◆ The problem: From the first record through the last, copy each one exactly.

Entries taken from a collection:
● ● ● ● ● ● ●

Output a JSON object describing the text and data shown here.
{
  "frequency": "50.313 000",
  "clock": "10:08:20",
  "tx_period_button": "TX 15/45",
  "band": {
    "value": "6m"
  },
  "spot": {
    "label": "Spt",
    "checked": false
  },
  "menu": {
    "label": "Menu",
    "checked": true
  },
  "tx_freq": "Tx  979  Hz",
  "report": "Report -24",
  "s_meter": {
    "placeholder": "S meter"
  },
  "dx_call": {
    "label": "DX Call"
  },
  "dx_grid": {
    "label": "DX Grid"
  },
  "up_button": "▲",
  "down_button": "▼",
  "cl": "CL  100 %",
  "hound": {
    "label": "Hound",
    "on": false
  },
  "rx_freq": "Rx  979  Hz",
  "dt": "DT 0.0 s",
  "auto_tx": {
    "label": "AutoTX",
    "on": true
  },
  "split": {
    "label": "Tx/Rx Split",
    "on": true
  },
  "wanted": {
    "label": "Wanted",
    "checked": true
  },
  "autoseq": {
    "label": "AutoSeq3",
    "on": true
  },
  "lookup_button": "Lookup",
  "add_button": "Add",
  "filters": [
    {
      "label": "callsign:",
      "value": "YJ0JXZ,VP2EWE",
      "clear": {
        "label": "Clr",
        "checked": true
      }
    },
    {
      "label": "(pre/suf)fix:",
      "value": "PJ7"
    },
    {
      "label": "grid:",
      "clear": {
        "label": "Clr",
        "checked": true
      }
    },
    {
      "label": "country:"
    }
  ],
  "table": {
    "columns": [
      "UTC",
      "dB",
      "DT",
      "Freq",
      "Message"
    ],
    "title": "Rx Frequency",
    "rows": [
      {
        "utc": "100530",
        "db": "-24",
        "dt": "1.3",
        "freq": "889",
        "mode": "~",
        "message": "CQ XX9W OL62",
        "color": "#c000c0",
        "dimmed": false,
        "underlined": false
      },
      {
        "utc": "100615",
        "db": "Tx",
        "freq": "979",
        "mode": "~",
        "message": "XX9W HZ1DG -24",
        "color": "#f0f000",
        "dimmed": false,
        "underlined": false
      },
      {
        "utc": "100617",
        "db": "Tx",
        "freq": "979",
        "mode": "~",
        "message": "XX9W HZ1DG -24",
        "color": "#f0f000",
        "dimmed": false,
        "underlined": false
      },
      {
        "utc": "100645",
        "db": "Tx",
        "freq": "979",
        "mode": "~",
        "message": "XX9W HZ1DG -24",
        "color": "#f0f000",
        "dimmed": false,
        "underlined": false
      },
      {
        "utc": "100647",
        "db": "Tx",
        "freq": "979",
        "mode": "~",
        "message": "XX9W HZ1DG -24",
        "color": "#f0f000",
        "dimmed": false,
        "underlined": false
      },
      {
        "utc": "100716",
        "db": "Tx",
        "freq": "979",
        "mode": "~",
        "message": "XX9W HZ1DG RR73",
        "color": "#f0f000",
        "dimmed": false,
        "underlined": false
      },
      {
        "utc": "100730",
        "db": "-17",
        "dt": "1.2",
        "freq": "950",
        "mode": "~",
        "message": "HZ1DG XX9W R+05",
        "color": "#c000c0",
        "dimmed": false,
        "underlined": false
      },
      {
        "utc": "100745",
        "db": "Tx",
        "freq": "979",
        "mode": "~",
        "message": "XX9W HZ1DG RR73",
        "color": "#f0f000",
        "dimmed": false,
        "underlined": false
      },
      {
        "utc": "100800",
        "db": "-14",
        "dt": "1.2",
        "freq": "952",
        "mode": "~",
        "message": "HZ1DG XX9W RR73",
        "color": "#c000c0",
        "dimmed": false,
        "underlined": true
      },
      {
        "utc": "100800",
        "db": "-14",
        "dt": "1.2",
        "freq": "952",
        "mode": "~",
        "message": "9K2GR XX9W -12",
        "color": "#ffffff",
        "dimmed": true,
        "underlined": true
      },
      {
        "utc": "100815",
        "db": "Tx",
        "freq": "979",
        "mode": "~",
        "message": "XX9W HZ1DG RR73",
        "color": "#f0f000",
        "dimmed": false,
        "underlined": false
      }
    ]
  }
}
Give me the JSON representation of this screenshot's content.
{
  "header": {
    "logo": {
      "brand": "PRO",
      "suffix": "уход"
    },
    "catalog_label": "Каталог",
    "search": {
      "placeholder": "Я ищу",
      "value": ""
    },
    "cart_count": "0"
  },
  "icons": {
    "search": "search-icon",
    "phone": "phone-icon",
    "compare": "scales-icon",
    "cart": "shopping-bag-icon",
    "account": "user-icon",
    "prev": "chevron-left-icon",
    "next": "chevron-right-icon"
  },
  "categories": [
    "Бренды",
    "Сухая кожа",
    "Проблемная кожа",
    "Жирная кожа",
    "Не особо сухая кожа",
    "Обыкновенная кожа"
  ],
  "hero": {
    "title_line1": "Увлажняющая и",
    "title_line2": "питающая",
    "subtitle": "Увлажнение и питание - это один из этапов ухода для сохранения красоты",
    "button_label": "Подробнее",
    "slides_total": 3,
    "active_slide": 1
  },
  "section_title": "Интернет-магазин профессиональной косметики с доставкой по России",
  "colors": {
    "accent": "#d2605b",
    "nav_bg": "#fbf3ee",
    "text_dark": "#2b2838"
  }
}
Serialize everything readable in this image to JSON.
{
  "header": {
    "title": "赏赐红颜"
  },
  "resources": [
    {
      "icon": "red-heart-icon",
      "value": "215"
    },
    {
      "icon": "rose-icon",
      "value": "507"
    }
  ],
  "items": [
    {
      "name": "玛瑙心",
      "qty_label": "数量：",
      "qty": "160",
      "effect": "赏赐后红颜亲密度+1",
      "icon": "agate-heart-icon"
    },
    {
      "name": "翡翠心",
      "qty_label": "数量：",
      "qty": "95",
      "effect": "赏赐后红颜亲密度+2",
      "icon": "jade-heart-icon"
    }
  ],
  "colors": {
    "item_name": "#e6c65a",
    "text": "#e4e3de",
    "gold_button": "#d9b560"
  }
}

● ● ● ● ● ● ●

◆ Answer to this exercise:
Output a JSON object describing the text and data shown here.
{
  "frequency": "50.313 000",
  "clock": "10:08:20",
  "tx_period_button": "TX 15/45",
  "band": {
    "value": "6m"
  },
  "spot": {
    "label": "Spt",
    "checked": false
  },
  "menu": {
    "label": "Menu",
    "checked": true
  },
  "tx_freq": "Tx  979  Hz",
  "report": "Report -24",
  "s_meter": {
    "placeholder": "S meter"
  },
  "dx_call": {
    "label": "DX Call"
  },
  "dx_grid": {
    "label": "DX Grid"
  },
  "up_button": "▲",
  "down_button": "▼",
  "cl": "CL  100 %",
  "hound": {
    "label": "Hound",
    "on": false
  },
  "rx_freq": "Rx  979  Hz",
  "dt": "DT 0.0 s",
  "auto_tx": {
    "label": "AutoTX",
    "on": true
  },
  "split": {
    "label": "Tx/Rx Split",
    "on": true
  },
  "wanted": {
    "label": "Wanted",
    "checked": true
  },
  "autoseq": {
    "label": "AutoSeq3",
    "on": true
  },
  "lookup_button": "Lookup",
  "add_button": "Add",
  "filters": [
    {
      "label": "callsign:",
      "value": "YJ0JXZ,VP2EWE",
      "clear": {
        "label": "Clr",
        "checked": true
      }
    },
    {
      "label": "(pre/suf)fix:",
      "value": "PJ7"
    },
    {
      "label": "grid:",
      "clear": {
        "label": "Clr",
        "checked": true
      }
    },
    {
      "label": "country:"
    }
  ],
  "table": {
    "columns": [
      "UTC",
      "dB",
      "DT",
      "Freq",
      "Message"
    ],
    "title": "Rx Frequency",
    "rows": [
      {
        "utc": "100530",
        "db": "-24",
        "dt": "1.3",
        "freq": "889",
        "mode": "~",
        "message": "CQ XX9W OL62",
        "color": "#c000c0",
        "dimmed": false,
        "underlined": false
      },
      {
        "utc": "100615",
        "db": "Tx",
        "freq": "979",
        "mode": "~",
        "message": "XX9W HZ1DG -24",
        "color": "#f0f000",
        "dimmed": false,
        "underlined": false
      },
      {
        "utc": "100617",
        "db": "Tx",
        "freq": "979",
        "mode": "~",
        "message": "XX9W HZ1DG -24",
        "color": "#f0f000",
        "dimmed": false,
        "underlined": false
      },
      {
        "utc": "100645",
        "db": "Tx",
        "freq": "979",
        "mode": "~",
        "message": "XX9W HZ1DG -24",
        "color": "#f0f000",
        "dimmed": false,
        "underlined": false
      },
      {
        "utc": "100647",
        "db": "Tx",
        "freq": "979",
        "mode": "~",
        "message": "XX9W HZ1DG -24",
        "color": "#f0f000",
        "dimmed": false,
        "underlined": false
      },
      {
        "utc": "100716",
        "db": "Tx",
        "freq": "979",
        "mode": "~",
        "message": "XX9W HZ1DG RR73",
        "color": "#f0f000",
        "dimmed": false,
        "underlined": false
      },
      {
        "utc": "100730",
        "db": "-17",
        "dt": "1.2",
        "freq": "950",
        "mode": "~",
        "message": "HZ1DG XX9W R+05",
        "color": "#c000c0",
        "dimmed": false,
        "underlined": false
      },
      {
        "utc": "100745",
        "db": "Tx",
        "freq": "979",
        "mode": "~",
        "message": "XX9W HZ1DG RR73",
        "color": "#f0f000",
        "dimmed": false,
        "underlined": false
      },
      {
        "utc": "100800",
        "db": "-14",
        "dt": "1.2",
        "freq": "952",
        "mode": "~",
        "message": "HZ1DG XX9W RR73",
        "color": "#c000c0",
        "dimmed": false,
        "underlined": true
      },
      {
        "utc": "100800",
        "db": "-14",
        "dt": "1.2",
        "freq": "952",
        "mode": "~",
        "message": "9K2GR XX9W -12",
        "color": "#ffffff",
        "dimmed": true,
        "underlined": true
      },
      {
        "utc": "100815",
        "db": "Tx",
        "freq": "979",
        "mode": "~",
        "message": "XX9W HZ1DG RR73",
        "color": "#f0f000",
        "dimmed": false,
        "underlined": false
      }
    ]
  }
}
Give me the JSON representation of this screenshot's content.
{
  "header": {
    "logo": {
      "brand": "PRO",
      "suffix": "уход"
    },
    "catalog_label": "Каталог",
    "search": {
      "placeholder": "Я ищу",
      "value": ""
    },
    "cart_count": "0"
  },
  "icons": {
    "search": "search-icon",
    "phone": "phone-icon",
    "compare": "scales-icon",
    "cart": "shopping-bag-icon",
    "account": "user-icon",
    "prev": "chevron-left-icon",
    "next": "chevron-right-icon"
  },
  "categories": [
    "Бренды",
    "Сухая кожа",
    "Проблемная кожа",
    "Жирная кожа",
    "Не особо сухая кожа",
    "Обыкновенная кожа"
  ],
  "hero": {
    "title_line1": "Увлажняющая и",
    "title_line2": "питающая",
    "subtitle": "Увлажнение и питание - это один из этапов ухода для сохранения красоты",
    "button_label": "Подробнее",
    "slides_total": 3,
    "active_slide": 1
  },
  "section_title": "Интернет-магазин профессиональной косметики с доставкой по России",
  "colors": {
    "accent": "#d2605b",
    "nav_bg": "#fbf3ee",
    "text_dark": "#2b2838"
  }
}
Serialize everything readable in this image to JSON.
{
  "header": {
    "title": "赏赐红颜"
  },
  "resources": [
    {
      "icon": "red-heart-icon",
      "value": "215"
    },
    {
      "icon": "rose-icon",
      "value": "507"
    }
  ],
  "items": [
    {
      "name": "玛瑙心",
      "qty_label": "数量：",
      "qty": "160",
      "effect": "赏赐后红颜亲密度+1",
      "icon": "agate-heart-icon"
    },
    {
      "name": "翡翠心",
      "qty_label": "数量：",
      "qty": "95",
      "effect": "赏赐后红颜亲密度+2",
      "icon": "jade-heart-icon"
    }
  ],
  "colors": {
    "item_name": "#e6c65a",
    "text": "#e4e3de",
    "gold_button": "#d9b560"
  }
}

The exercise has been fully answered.